== INFORMATION GIVEN
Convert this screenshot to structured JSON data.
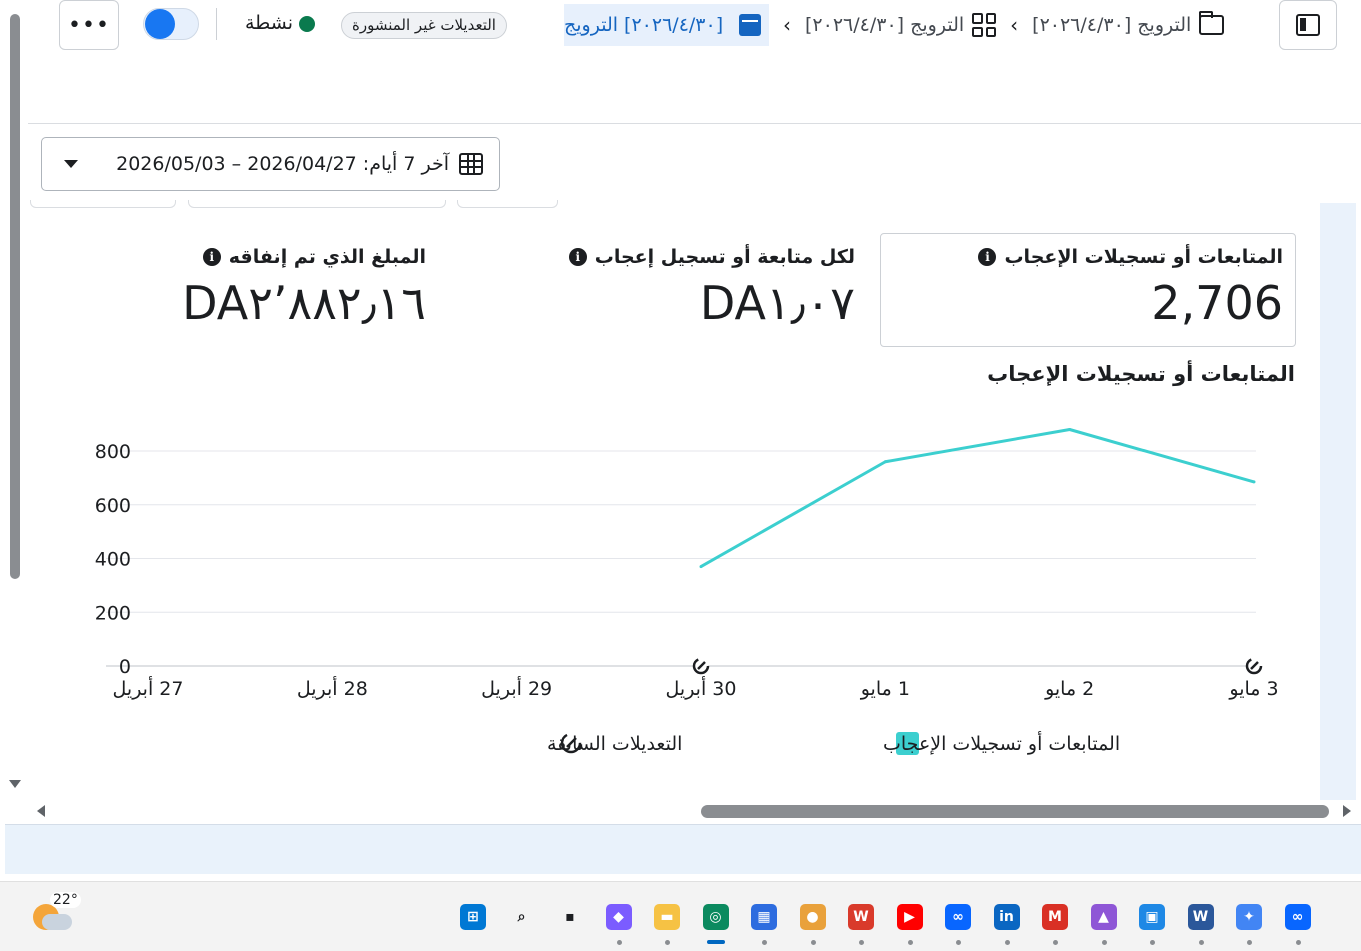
{
  "header": {
    "breadcrumbs": [
      {
        "label": "[٢٠٢٦/٤/٣٠] الترويج",
        "icon": "folder-icon"
      },
      {
        "label": "[٢٠٢٦/٤/٣٠] الترويج",
        "icon": "grid-icon"
      },
      {
        "label": "[٢٠٢٦/٤/٣٠] الترويج",
        "icon": "calendar-icon"
      }
    ],
    "unpublished_badge": "التعديلات غير المنشورة",
    "status": "نشطة",
    "status_color": "#0a7a4e",
    "more_label": "•••",
    "toggle_on": true
  },
  "date_range": {
    "label": "آخر 7 أيام: 2026/04/27 – 2026/05/03"
  },
  "metrics": [
    {
      "label": "المتابعات أو تسجيلات الإعجاب",
      "value": "2,706",
      "selected": true
    },
    {
      "label": "لكل متابعة أو تسجيل إعجاب",
      "value": "DA١٫٠٧"
    },
    {
      "label": "المبلغ الذي تم إنفاقه",
      "value": "DA٢٬٨٨٢٫١٦"
    }
  ],
  "chart_title": "المتابعات أو تسجيلات الإعجاب",
  "chart_data": {
    "type": "line",
    "title": "المتابعات أو تسجيلات الإعجاب",
    "categories": [
      "27 أبريل",
      "28 أبريل",
      "29 أبريل",
      "30 أبريل",
      "1 مايو",
      "2 مايو",
      "3 مايو"
    ],
    "series": [
      {
        "name": "المتابعات أو تسجيلات الإعجاب",
        "color": "#3ccfcf",
        "values": [
          null,
          null,
          null,
          370,
          760,
          880,
          685
        ]
      }
    ],
    "ylim": [
      0,
      800
    ],
    "yticks": [
      0,
      200,
      400,
      600,
      800
    ],
    "grid": true,
    "edit_markers_at": [
      "30 أبريل",
      "3 مايو"
    ],
    "legend": [
      {
        "label": "المتابعات أو تسجيلات الإعجاب",
        "type": "swatch",
        "color": "#3ccfcf"
      },
      {
        "label": "التعديلات السابقة",
        "type": "edit-icon"
      }
    ],
    "legend_position": "bottom"
  },
  "taskbar": {
    "weather_temp": "22°",
    "apps": [
      "start-icon",
      "search-icon",
      "task-view-icon",
      "copilot-icon",
      "file-explorer-icon",
      "edge-icon",
      "store-icon",
      "chrome-icon",
      "wps-icon",
      "youtube-icon",
      "meta-icon",
      "linkedin-icon",
      "gmail-icon",
      "photos-icon",
      "paint-icon",
      "word-icon",
      "gemini-icon",
      "meta-ai-icon"
    ]
  }
}
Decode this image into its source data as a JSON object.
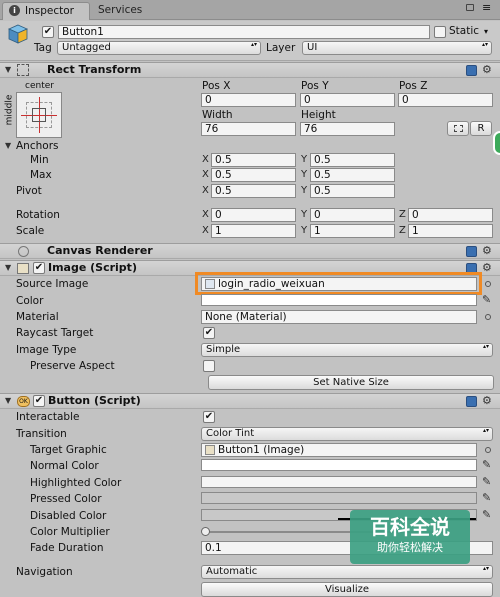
{
  "tabs": [
    {
      "label": "Inspector"
    },
    {
      "label": "Services"
    }
  ],
  "object": {
    "name": "Button1",
    "static_label": "Static",
    "tag_label": "Tag",
    "tag": "Untagged",
    "layer_label": "Layer",
    "layer": "UI"
  },
  "rect": {
    "title": "Rect Transform",
    "anchor_h": "center",
    "anchor_v": "middle",
    "posx_label": "Pos X",
    "posy_label": "Pos Y",
    "posz_label": "Pos Z",
    "posx": "0",
    "posy": "0",
    "posz": "0",
    "width_label": "Width",
    "height_label": "Height",
    "width": "76",
    "height": "76",
    "r_button": "R",
    "anchors_label": "Anchors",
    "min_label": "Min",
    "max_label": "Max",
    "min_x": "0.5",
    "min_y": "0.5",
    "max_x": "0.5",
    "max_y": "0.5",
    "pivot_label": "Pivot",
    "pivot_x": "0.5",
    "pivot_y": "0.5",
    "rotation_label": "Rotation",
    "rot_x": "0",
    "rot_y": "0",
    "rot_z": "0",
    "scale_label": "Scale",
    "scale_x": "1",
    "scale_y": "1",
    "scale_z": "1",
    "x": "X",
    "y": "Y",
    "z": "Z"
  },
  "canvas_renderer": {
    "title": "Canvas Renderer"
  },
  "image": {
    "title": "Image (Script)",
    "source_label": "Source Image",
    "source_value": "login_radio_weixuan",
    "color_label": "Color",
    "material_label": "Material",
    "material_value": "None (Material)",
    "raycast_label": "Raycast Target",
    "type_label": "Image Type",
    "type_value": "Simple",
    "preserve_label": "Preserve Aspect",
    "native_button": "Set Native Size",
    "highlight_color": "#f08a24"
  },
  "button": {
    "title": "Button (Script)",
    "interactable_label": "Interactable",
    "transition_label": "Transition",
    "transition_value": "Color Tint",
    "target_label": "Target Graphic",
    "target_value": "Button1 (Image)",
    "normal_label": "Normal Color",
    "highlighted_label": "Highlighted Color",
    "pressed_label": "Pressed Color",
    "disabled_label": "Disabled Color",
    "multiplier_label": "Color Multiplier",
    "fade_label": "Fade Duration",
    "fade_value": "0.1",
    "navigation_label": "Navigation",
    "navigation_value": "Automatic",
    "visualize_label": "Visualize"
  },
  "watermark": {
    "title": "百科全说",
    "subtitle": "助你轻松解决"
  }
}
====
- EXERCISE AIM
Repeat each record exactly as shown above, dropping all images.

- OUTPUT FOR THIS EXERCISE
Convert this screenshot to structured JSON data.
{
  "header": {
    "breadcrumbs": [
      {
        "label": "[٢٠٢٦/٤/٣٠] الترويج",
        "icon": "folder-icon"
      },
      {
        "label": "[٢٠٢٦/٤/٣٠] الترويج",
        "icon": "grid-icon"
      },
      {
        "label": "[٢٠٢٦/٤/٣٠] الترويج",
        "icon": "calendar-icon"
      }
    ],
    "unpublished_badge": "التعديلات غير المنشورة",
    "status": "نشطة",
    "status_color": "#0a7a4e",
    "more_label": "•••",
    "toggle_on": true
  },
  "date_range": {
    "label": "آخر 7 أيام: 2026/04/27 – 2026/05/03"
  },
  "metrics": [
    {
      "label": "المتابعات أو تسجيلات الإعجاب",
      "value": "2,706",
      "selected": true
    },
    {
      "label": "لكل متابعة أو تسجيل إعجاب",
      "value": "DA١٫٠٧"
    },
    {
      "label": "المبلغ الذي تم إنفاقه",
      "value": "DA٢٬٨٨٢٫١٦"
    }
  ],
  "chart_title": "المتابعات أو تسجيلات الإعجاب",
  "chart_data": {
    "type": "line",
    "title": "المتابعات أو تسجيلات الإعجاب",
    "categories": [
      "27 أبريل",
      "28 أبريل",
      "29 أبريل",
      "30 أبريل",
      "1 مايو",
      "2 مايو",
      "3 مايو"
    ],
    "series": [
      {
        "name": "المتابعات أو تسجيلات الإعجاب",
        "color": "#3ccfcf",
        "values": [
          null,
          null,
          null,
          370,
          760,
          880,
          685
        ]
      }
    ],
    "ylim": [
      0,
      800
    ],
    "yticks": [
      0,
      200,
      400,
      600,
      800
    ],
    "grid": true,
    "edit_markers_at": [
      "30 أبريل",
      "3 مايو"
    ],
    "legend": [
      {
        "label": "المتابعات أو تسجيلات الإعجاب",
        "type": "swatch",
        "color": "#3ccfcf"
      },
      {
        "label": "التعديلات السابقة",
        "type": "edit-icon"
      }
    ],
    "legend_position": "bottom"
  },
  "taskbar": {
    "weather_temp": "22°",
    "apps": [
      "start-icon",
      "search-icon",
      "task-view-icon",
      "copilot-icon",
      "file-explorer-icon",
      "edge-icon",
      "store-icon",
      "chrome-icon",
      "wps-icon",
      "youtube-icon",
      "meta-icon",
      "linkedin-icon",
      "gmail-icon",
      "photos-icon",
      "paint-icon",
      "word-icon",
      "gemini-icon",
      "meta-ai-icon"
    ]
  }
}
Decode this image into its source data as a JSON object.
{
  "tabs": [
    {
      "label": "Inspector"
    },
    {
      "label": "Services"
    }
  ],
  "object": {
    "name": "Button1",
    "static_label": "Static",
    "tag_label": "Tag",
    "tag": "Untagged",
    "layer_label": "Layer",
    "layer": "UI"
  },
  "rect": {
    "title": "Rect Transform",
    "anchor_h": "center",
    "anchor_v": "middle",
    "posx_label": "Pos X",
    "posy_label": "Pos Y",
    "posz_label": "Pos Z",
    "posx": "0",
    "posy": "0",
    "posz": "0",
    "width_label": "Width",
    "height_label": "Height",
    "width": "76",
    "height": "76",
    "r_button": "R",
    "anchors_label": "Anchors",
    "min_label": "Min",
    "max_label": "Max",
    "min_x": "0.5",
    "min_y": "0.5",
    "max_x": "0.5",
    "max_y": "0.5",
    "pivot_label": "Pivot",
    "pivot_x": "0.5",
    "pivot_y": "0.5",
    "rotation_label": "Rotation",
    "rot_x": "0",
    "rot_y": "0",
    "rot_z": "0",
    "scale_label": "Scale",
    "scale_x": "1",
    "scale_y": "1",
    "scale_z": "1",
    "x": "X",
    "y": "Y",
    "z": "Z"
  },
  "canvas_renderer": {
    "title": "Canvas Renderer"
  },
  "image": {
    "title": "Image (Script)",
    "source_label": "Source Image",
    "source_value": "login_radio_weixuan",
    "color_label": "Color",
    "material_label": "Material",
    "material_value": "None (Material)",
    "raycast_label": "Raycast Target",
    "type_label": "Image Type",
    "type_value": "Simple",
    "preserve_label": "Preserve Aspect",
    "native_button": "Set Native Size",
    "highlight_color": "#f08a24"
  },
  "button": {
    "title": "Button (Script)",
    "interactable_label": "Interactable",
    "transition_label": "Transition",
    "transition_value": "Color Tint",
    "target_label": "Target Graphic",
    "target_value": "Button1 (Image)",
    "normal_label": "Normal Color",
    "highlighted_label": "Highlighted Color",
    "pressed_label": "Pressed Color",
    "disabled_label": "Disabled Color",
    "multiplier_label": "Color Multiplier",
    "fade_label": "Fade Duration",
    "fade_value": "0.1",
    "navigation_label": "Navigation",
    "navigation_value": "Automatic",
    "visualize_label": "Visualize"
  },
  "watermark": {
    "title": "百科全说",
    "subtitle": "助你轻松解决"
  }
}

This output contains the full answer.